Marisa Contreras 2

Marisa Contreras. Courtesy photo.

A little over a decade ago, Marisa Contreras was working as a retail pharmacist before completely switching courses to become a coffee producer. 

“I literally traded heels for boots,” Contreras recently told DCN via a translator. 

When Contreras’ husband began developing an interest for building a coffee business, she dove headfirst into learning, too. That education then inspired a deep passion for coffee, as well as its economic and social value. 

“After that my greatest passion was born, seeing the transformation of coffee into surprising, unique and rare coffee,” she said. “I am completely in love with coffee and the people who work to produce every single coffee bean.”

Contreras’s Capoeira coffee farm (Fazenda Capoeira) is located in Areado in the coffee-producing state of Minas Gerais. The farm spans more than 400 acres, providing an abundance of Catuaí, Mundo Novo and Ruby varieties for international buyers. The farm’s meticulously produced specialty coffee is currently exported to the United States, the United Kingdom, Poland and Japan.

Marisa Contreras

Contreras, meanwhile, has become an advocate for women’s empowerment in the coffee sector. She travels throughout Brazil, giving lectures on the role of women in the field and on other aspects related to coffee production, business and leadership.

“[Women] have left invisibility behind us and we are increasingly prepared to occupy positions of leadership, and today we exercise our long-dreamed-of protagonism in the field,” Contreras said. “We are authors of our own history, heroines of our journey.”

DCN recently caught up with Contreras to ask the following three questions:

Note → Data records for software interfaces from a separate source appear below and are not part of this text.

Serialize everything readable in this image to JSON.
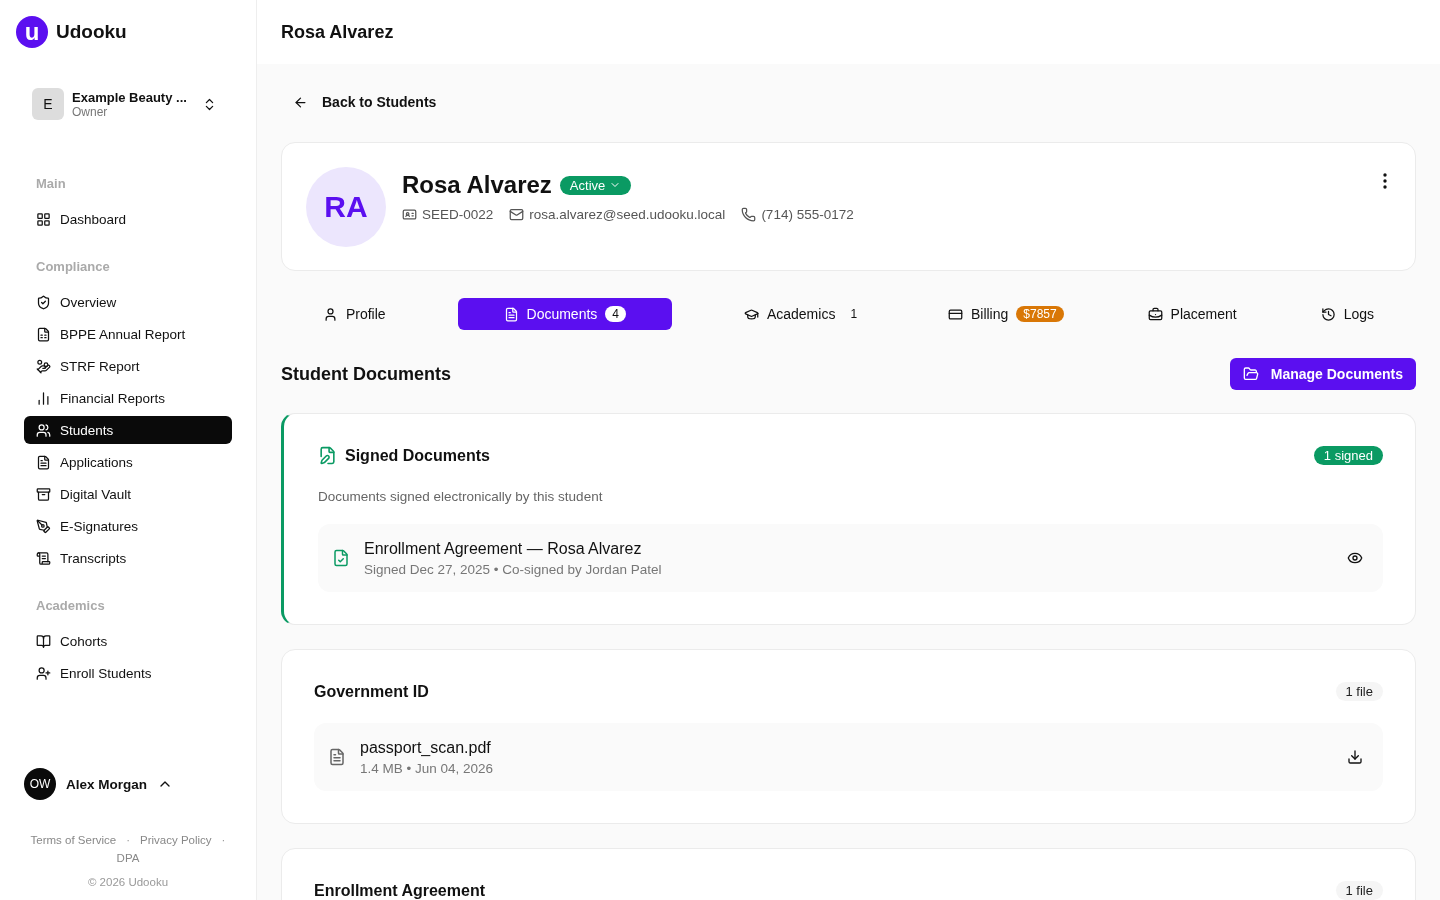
{
  "brand": {
    "mark": "u",
    "name": "Udooku"
  },
  "workspace": {
    "initial": "E",
    "name": "Example Beauty ...",
    "role": "Owner"
  },
  "sidebar": {
    "sections": [
      {
        "title": "Main",
        "items": [
          {
            "label": "Dashboard",
            "selected": false
          }
        ]
      },
      {
        "title": "Compliance",
        "items": [
          {
            "label": "Overview",
            "selected": false
          },
          {
            "label": "BPPE Annual Report",
            "selected": false
          },
          {
            "label": "STRF Report",
            "selected": false
          },
          {
            "label": "Financial Reports",
            "selected": false
          },
          {
            "label": "Students",
            "selected": true
          },
          {
            "label": "Applications",
            "selected": false
          },
          {
            "label": "Digital Vault",
            "selected": false
          },
          {
            "label": "E-Signatures",
            "selected": false
          },
          {
            "label": "Transcripts",
            "selected": false
          }
        ]
      },
      {
        "title": "Academics",
        "items": [
          {
            "label": "Cohorts",
            "selected": false
          },
          {
            "label": "Enroll Students",
            "selected": false
          }
        ]
      }
    ]
  },
  "user": {
    "initials": "OW",
    "name": "Alex Morgan"
  },
  "footer": {
    "links": [
      "Terms of Service",
      "Privacy Policy",
      "DPA"
    ],
    "separator": "·",
    "copyright": "© 2026 Udooku"
  },
  "header": {
    "title": "Rosa Alvarez"
  },
  "back_link": "Back to Students",
  "student": {
    "initials": "RA",
    "name": "Rosa Alvarez",
    "status": "Active",
    "id": "SEED-0022",
    "email": "rosa.alvarez@seed.udooku.local",
    "phone": "(714) 555-0172"
  },
  "tabs": [
    {
      "label": "Profile",
      "selected": false
    },
    {
      "label": "Documents",
      "selected": true,
      "badge": {
        "text": "4",
        "kind": "count"
      }
    },
    {
      "label": "Academics",
      "selected": false,
      "badge": {
        "text": "1",
        "kind": "count"
      }
    },
    {
      "label": "Billing",
      "selected": false,
      "badge": {
        "text": "$7857",
        "kind": "warning"
      }
    },
    {
      "label": "Placement",
      "selected": false
    },
    {
      "label": "Logs",
      "selected": false
    }
  ],
  "section_title": "Student Documents",
  "manage_button": "Manage Documents",
  "document_groups": [
    {
      "kind": "signed",
      "title": "Signed Documents",
      "badge": "1 signed",
      "description": "Documents signed electronically by this student",
      "files": [
        {
          "name": "Enrollment Agreement — Rosa Alvarez",
          "meta": "Signed Dec 27, 2025 • Co-signed by Jordan Patel",
          "kind": "signed"
        }
      ]
    },
    {
      "kind": "files",
      "title": "Government ID",
      "badge": "1 file",
      "files": [
        {
          "name": "passport_scan.pdf",
          "meta": "1.4 MB • Jun 04, 2026",
          "kind": "upload"
        }
      ]
    },
    {
      "kind": "files",
      "title": "Enrollment Agreement",
      "badge": "1 file"
    }
  ]
}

[Note: Translations were facilitated by representatives of the Brazil Specialty Coffee Association (BSCA), and ApexBrasil.]

What about coffee inspires you most?

What inspires me, motivates me and makes me go further and further is being part of the production chain, where people transform people — where we deliver to our consumers not only unique coffee beans, but the story of each family that draws its livelihood from coffee and has its life transformed by coffee. So coffee makes me live a life worth living and tell a story worth telling.

What about coffee troubles you most?

What concerns me most is climate change. How will we be able to deliver a product that is increasingly sustainable and healthy in the face of climate change? How will we be able to reduce the impacts of these changes? What new behaviors and attitudes should we have in the face of this new world?

What would you be doing if it weren’t for coffee?

I would be in an activity of caring for people, in an activity of collective impact such as coffee — an activity that would bring empowerment and prosperity for many women. Investing in businesses run by women is investing in a better world. Women have a very large multiplication and transformation effect.

Is there someone in coffee who inspires you? Nominate that person for DCN’s ongoing “Three Questions” feature